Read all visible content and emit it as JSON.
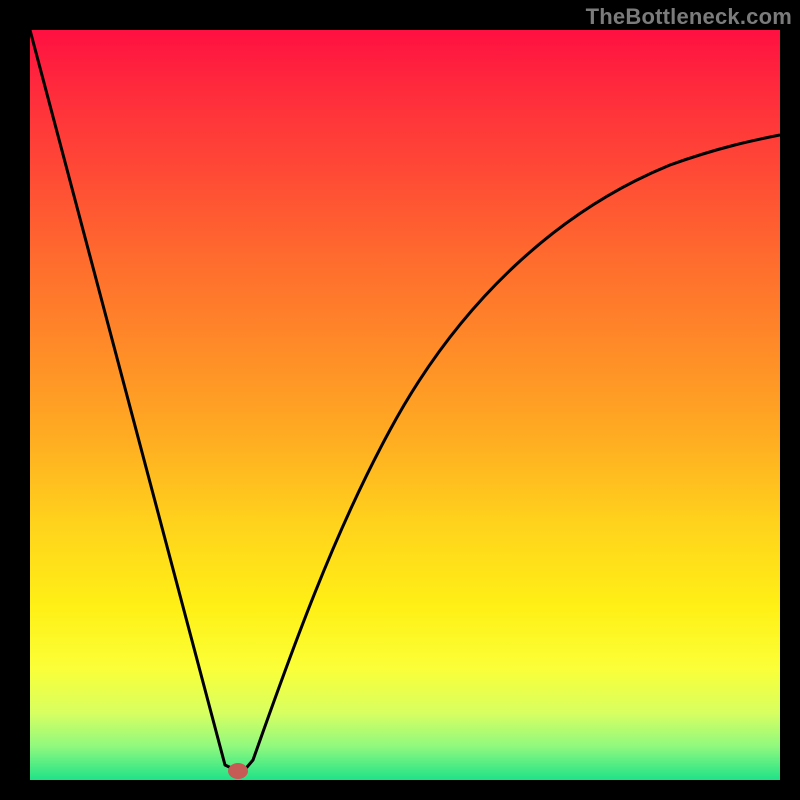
{
  "attribution": "TheBottleneck.com",
  "chart_data": {
    "type": "line",
    "title": "",
    "xlabel": "",
    "ylabel": "",
    "xlim": [
      0,
      100
    ],
    "ylim": [
      0,
      100
    ],
    "series": [
      {
        "name": "left-descending-branch",
        "x": [
          0,
          27
        ],
        "values": [
          100,
          0
        ]
      },
      {
        "name": "right-ascending-branch",
        "x": [
          27,
          29,
          33,
          38,
          44,
          51,
          60,
          70,
          82,
          100
        ],
        "values": [
          0,
          8,
          22,
          38,
          52,
          63,
          72,
          78,
          82,
          86
        ]
      }
    ],
    "annotations": [
      {
        "name": "min-marker",
        "x": 27,
        "y": 0,
        "color": "#c65a55"
      }
    ],
    "background": {
      "type": "vertical-gradient",
      "note": "gradient from red at top to green at bottom",
      "stops": [
        {
          "pos": 0,
          "color": "#ff1041"
        },
        {
          "pos": 0.5,
          "color": "#ffab22"
        },
        {
          "pos": 0.85,
          "color": "#fbff37"
        },
        {
          "pos": 1,
          "color": "#1fe288"
        }
      ]
    }
  }
}
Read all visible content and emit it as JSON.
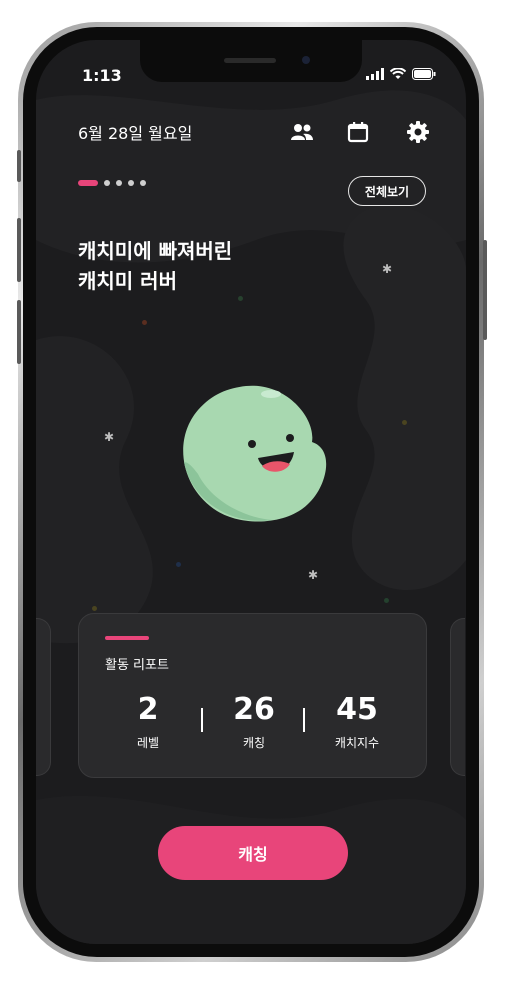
{
  "status_bar": {
    "time": "1:13"
  },
  "header": {
    "date": "6월 28일 월요일"
  },
  "pager": {
    "count": 5,
    "active_index": 0
  },
  "view_all_label": "전체보기",
  "headline": {
    "line1": "캐치미에 빠져버린",
    "line2": "캐치미 러버"
  },
  "report": {
    "title": "활동 리포트",
    "stats": [
      {
        "value": "2",
        "label": "레벨"
      },
      {
        "value": "26",
        "label": "캐칭"
      },
      {
        "value": "45",
        "label": "캐치지수"
      }
    ]
  },
  "catch_button_label": "캐칭",
  "colors": {
    "accent": "#e8457a",
    "background": "#1c1c1e",
    "card": "#2a2a2c",
    "character": "#a8d8b0"
  },
  "icons": [
    "friends-icon",
    "calendar-icon",
    "settings-icon",
    "signal-icon",
    "wifi-icon",
    "battery-icon"
  ]
}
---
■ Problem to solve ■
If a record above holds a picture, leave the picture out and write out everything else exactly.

■ Output below ■
Read all visible content and emit it as JSON.
{
  "attribution": "TheBottleneck.com",
  "chart_data": {
    "type": "line",
    "title": "",
    "xlabel": "",
    "ylabel": "",
    "xlim": [
      0,
      100
    ],
    "ylim": [
      0,
      100
    ],
    "series": [
      {
        "name": "left-descending-branch",
        "x": [
          0,
          27
        ],
        "values": [
          100,
          0
        ]
      },
      {
        "name": "right-ascending-branch",
        "x": [
          27,
          29,
          33,
          38,
          44,
          51,
          60,
          70,
          82,
          100
        ],
        "values": [
          0,
          8,
          22,
          38,
          52,
          63,
          72,
          78,
          82,
          86
        ]
      }
    ],
    "annotations": [
      {
        "name": "min-marker",
        "x": 27,
        "y": 0,
        "color": "#c65a55"
      }
    ],
    "background": {
      "type": "vertical-gradient",
      "note": "gradient from red at top to green at bottom",
      "stops": [
        {
          "pos": 0,
          "color": "#ff1041"
        },
        {
          "pos": 0.5,
          "color": "#ffab22"
        },
        {
          "pos": 0.85,
          "color": "#fbff37"
        },
        {
          "pos": 1,
          "color": "#1fe288"
        }
      ]
    }
  }
}
Read all visible content and emit it as JSON.
{
  "status_bar": {
    "time": "1:13"
  },
  "header": {
    "date": "6월 28일 월요일"
  },
  "pager": {
    "count": 5,
    "active_index": 0
  },
  "view_all_label": "전체보기",
  "headline": {
    "line1": "캐치미에 빠져버린",
    "line2": "캐치미 러버"
  },
  "report": {
    "title": "활동 리포트",
    "stats": [
      {
        "value": "2",
        "label": "레벨"
      },
      {
        "value": "26",
        "label": "캐칭"
      },
      {
        "value": "45",
        "label": "캐치지수"
      }
    ]
  },
  "catch_button_label": "캐칭",
  "colors": {
    "accent": "#e8457a",
    "background": "#1c1c1e",
    "card": "#2a2a2c",
    "character": "#a8d8b0"
  },
  "icons": [
    "friends-icon",
    "calendar-icon",
    "settings-icon",
    "signal-icon",
    "wifi-icon",
    "battery-icon"
  ]
}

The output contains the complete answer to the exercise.